The percentage of payments to balance fell in June (reaching over a two-year low), but in July increased to 28 percent although they are still 14 percent lower than July 2019. The percentage of consumers paying less than the amount due decreased in June and July, potentially as more consumers requested a payment deferral. However, the percentage of consumers paying the amount due increased 27 percent in June and levelled off in July, at 9 percent higher than a year ago.
West predicts said “The payment data indicates that more consumers will find themselves falling into persistent debt, which means that issuers will need to think about what approach they take with those entering the process due to COVID-19. The options available may have to change to accommodate them. Payment trends are expected to be noticeably impacted into 2021 as consumers’ ability to make their monthly payments or not becomes clearer.”
June saw further decreases in the early delinquency (missed one or two payments) levels. However, in July the percentage of accounts missing one payment started to increase.
West said “The increase in accounts with one missed payment in July could be attributed to the first significant wave of expiring payment deferrals and consumers finding themselves unable to resume payments. The coming months will show the full impact.”
June and July saw the fall in the percentage of new accounts (compared to total accounts) stabilising, although it is 59 percent lower than a year ago; new account openings January vs. July was also 45 percent lower, compared to a 47 percent increase in the same period in 2019.
West concluded “It may take many months for the confidence to offer new credit to consumers to increase, as uncertainty remains as to the level of financial difficulty that will emerge into 2021.”
Unsurprisingly, given the big focus on contactless and online payments during the height of the pandemic, the proportion of cash spend on cards to total spend continued to decrease in June and July, reaching another over two-year low, 35 percent lower year on year

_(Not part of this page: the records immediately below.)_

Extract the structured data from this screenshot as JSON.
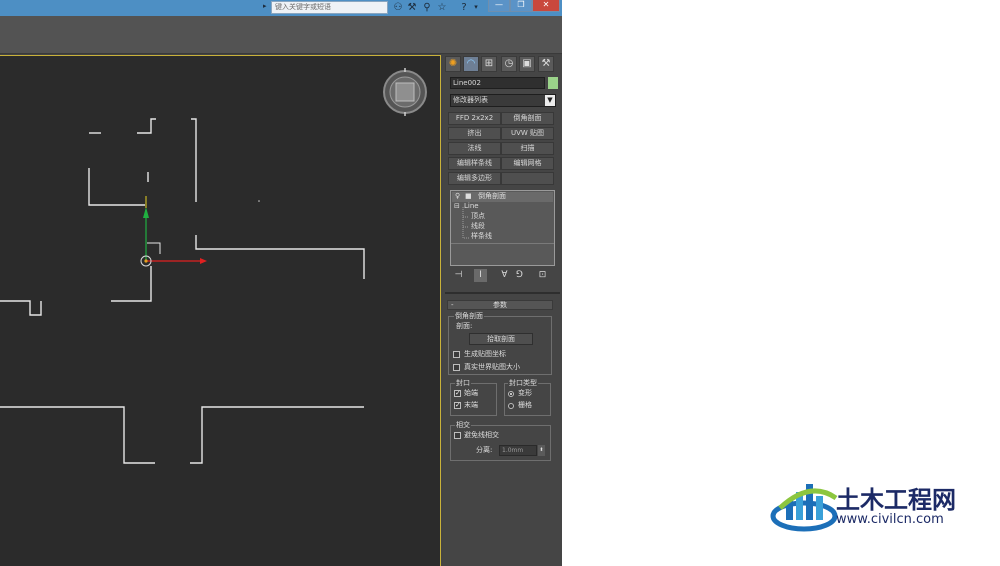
{
  "titlebar": {
    "search_placeholder": "键入关键字或短语",
    "minimize": "—",
    "restore": "❐",
    "close": "✕"
  },
  "command_panel": {
    "object_name": "Line002",
    "object_color": "#9bd38a",
    "modifier_list": "修改器列表",
    "modifier_buttons": [
      "FFD 2x2x2",
      "倒角剖面",
      "挤出",
      "UVW 贴图",
      "法线",
      "扫描",
      "编辑样条线",
      "编辑网格",
      "编辑多边形"
    ],
    "stack": {
      "top_modifier": "倒角剖面",
      "base_object": "Line",
      "sub_objects": [
        "顶点",
        "线段",
        "样条线"
      ]
    },
    "parameters": {
      "title": "参数",
      "bevel_profile_group": "倒角剖面",
      "profile_label": "剖面:",
      "pick_profile_button": "拾取剖面",
      "generate_mapping": "生成贴图坐标",
      "real_world_map_size": "真实世界贴图大小",
      "capping_group": "封口",
      "cap_start": "始端",
      "cap_end": "末端",
      "cap_type_group": "封口类型",
      "cap_type_morph": "变形",
      "cap_type_grid": "栅格",
      "intersections_group": "相交",
      "avoid_self_intersect": "避免线相交",
      "separation_label": "分离:",
      "separation_value": "1.0mm"
    }
  },
  "watermark": {
    "title": "土木工程网",
    "url": "www.civilcn.com"
  }
}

In the period January to July 2020, the percentage of consumers using cash on cards fell 50 percent, compared to 3 percent growth in the same period in 2019.